**Required action**
Where an entry holds an image, skip the image but reproduce the rest word for word.

**Exercise input**
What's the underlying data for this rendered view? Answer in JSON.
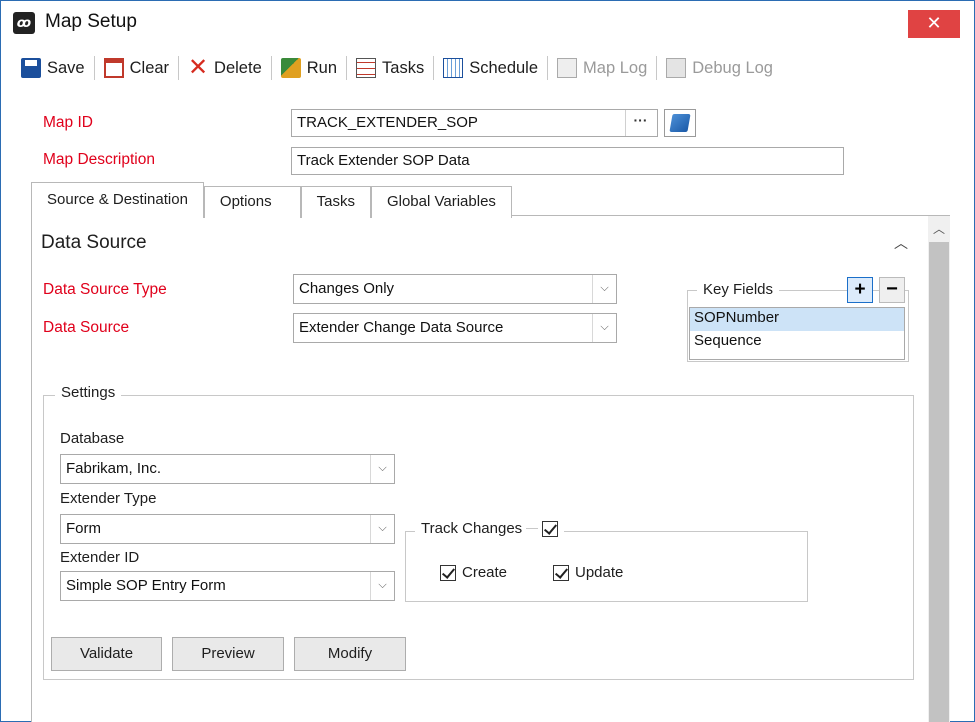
{
  "window": {
    "title": "Map Setup",
    "close_glyph": "✕",
    "app_icon_glyph": "ꝏ"
  },
  "toolbar": {
    "items": [
      {
        "label": "Save",
        "icon": "save-icon",
        "enabled": true
      },
      {
        "label": "Clear",
        "icon": "clear-icon",
        "enabled": true
      },
      {
        "label": "Delete",
        "icon": "delete-icon",
        "enabled": true
      },
      {
        "label": "Run",
        "icon": "run-icon",
        "enabled": true
      },
      {
        "label": "Tasks",
        "icon": "tasks-icon",
        "enabled": true
      },
      {
        "label": "Schedule",
        "icon": "schedule-icon",
        "enabled": true
      },
      {
        "label": "Map Log",
        "icon": "map-log-icon",
        "enabled": false
      },
      {
        "label": "Debug Log",
        "icon": "debug-log-icon",
        "enabled": false
      }
    ]
  },
  "header": {
    "map_id_label": "Map ID",
    "map_id_value": "TRACK_EXTENDER_SOP",
    "ellipsis_glyph": "···",
    "map_description_label": "Map Description",
    "map_description_value": "Track Extender SOP Data"
  },
  "tabs": [
    {
      "label": "Source & Destination",
      "active": true
    },
    {
      "label": "Options",
      "active": false
    },
    {
      "label": "Tasks",
      "active": false
    },
    {
      "label": "Global Variables",
      "active": false
    }
  ],
  "data_source": {
    "section_title": "Data Source",
    "collapse_glyph": "︿",
    "type_label": "Data Source Type",
    "type_value": "Changes Only",
    "source_label": "Data Source",
    "source_value": "Extender Change Data Source",
    "dropdown_glyph": "⌵"
  },
  "key_fields": {
    "legend": "Key Fields",
    "add_glyph": "+",
    "remove_glyph": "−",
    "items": [
      {
        "label": "SOPNumber",
        "selected": true
      },
      {
        "label": "Sequence",
        "selected": false
      }
    ]
  },
  "settings": {
    "legend": "Settings",
    "database_label": "Database",
    "database_value": "Fabrikam, Inc.",
    "extender_type_label": "Extender Type",
    "extender_type_value": "Form",
    "extender_id_label": "Extender ID",
    "extender_id_value": "Simple SOP Entry Form",
    "track_changes": {
      "legend": "Track Changes",
      "checked": true,
      "create_label": "Create",
      "create_checked": true,
      "update_label": "Update",
      "update_checked": true
    },
    "buttons": {
      "validate": "Validate",
      "preview": "Preview",
      "modify": "Modify"
    }
  },
  "scrollbar": {
    "up_glyph": "︿"
  }
}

**Output of the task**
What's the underlying data for this rendered view? Answer in JSON.
{
  "window": {
    "title": "Map Setup",
    "close_glyph": "✕",
    "app_icon_glyph": "ꝏ"
  },
  "toolbar": {
    "items": [
      {
        "label": "Save",
        "icon": "save-icon",
        "enabled": true
      },
      {
        "label": "Clear",
        "icon": "clear-icon",
        "enabled": true
      },
      {
        "label": "Delete",
        "icon": "delete-icon",
        "enabled": true
      },
      {
        "label": "Run",
        "icon": "run-icon",
        "enabled": true
      },
      {
        "label": "Tasks",
        "icon": "tasks-icon",
        "enabled": true
      },
      {
        "label": "Schedule",
        "icon": "schedule-icon",
        "enabled": true
      },
      {
        "label": "Map Log",
        "icon": "map-log-icon",
        "enabled": false
      },
      {
        "label": "Debug Log",
        "icon": "debug-log-icon",
        "enabled": false
      }
    ]
  },
  "header": {
    "map_id_label": "Map ID",
    "map_id_value": "TRACK_EXTENDER_SOP",
    "ellipsis_glyph": "···",
    "map_description_label": "Map Description",
    "map_description_value": "Track Extender SOP Data"
  },
  "tabs": [
    {
      "label": "Source & Destination",
      "active": true
    },
    {
      "label": "Options",
      "active": false
    },
    {
      "label": "Tasks",
      "active": false
    },
    {
      "label": "Global Variables",
      "active": false
    }
  ],
  "data_source": {
    "section_title": "Data Source",
    "collapse_glyph": "︿",
    "type_label": "Data Source Type",
    "type_value": "Changes Only",
    "source_label": "Data Source",
    "source_value": "Extender Change Data Source",
    "dropdown_glyph": "⌵"
  },
  "key_fields": {
    "legend": "Key Fields",
    "add_glyph": "+",
    "remove_glyph": "−",
    "items": [
      {
        "label": "SOPNumber",
        "selected": true
      },
      {
        "label": "Sequence",
        "selected": false
      }
    ]
  },
  "settings": {
    "legend": "Settings",
    "database_label": "Database",
    "database_value": "Fabrikam, Inc.",
    "extender_type_label": "Extender Type",
    "extender_type_value": "Form",
    "extender_id_label": "Extender ID",
    "extender_id_value": "Simple SOP Entry Form",
    "track_changes": {
      "legend": "Track Changes",
      "checked": true,
      "create_label": "Create",
      "create_checked": true,
      "update_label": "Update",
      "update_checked": true
    },
    "buttons": {
      "validate": "Validate",
      "preview": "Preview",
      "modify": "Modify"
    }
  },
  "scrollbar": {
    "up_glyph": "︿"
  }
}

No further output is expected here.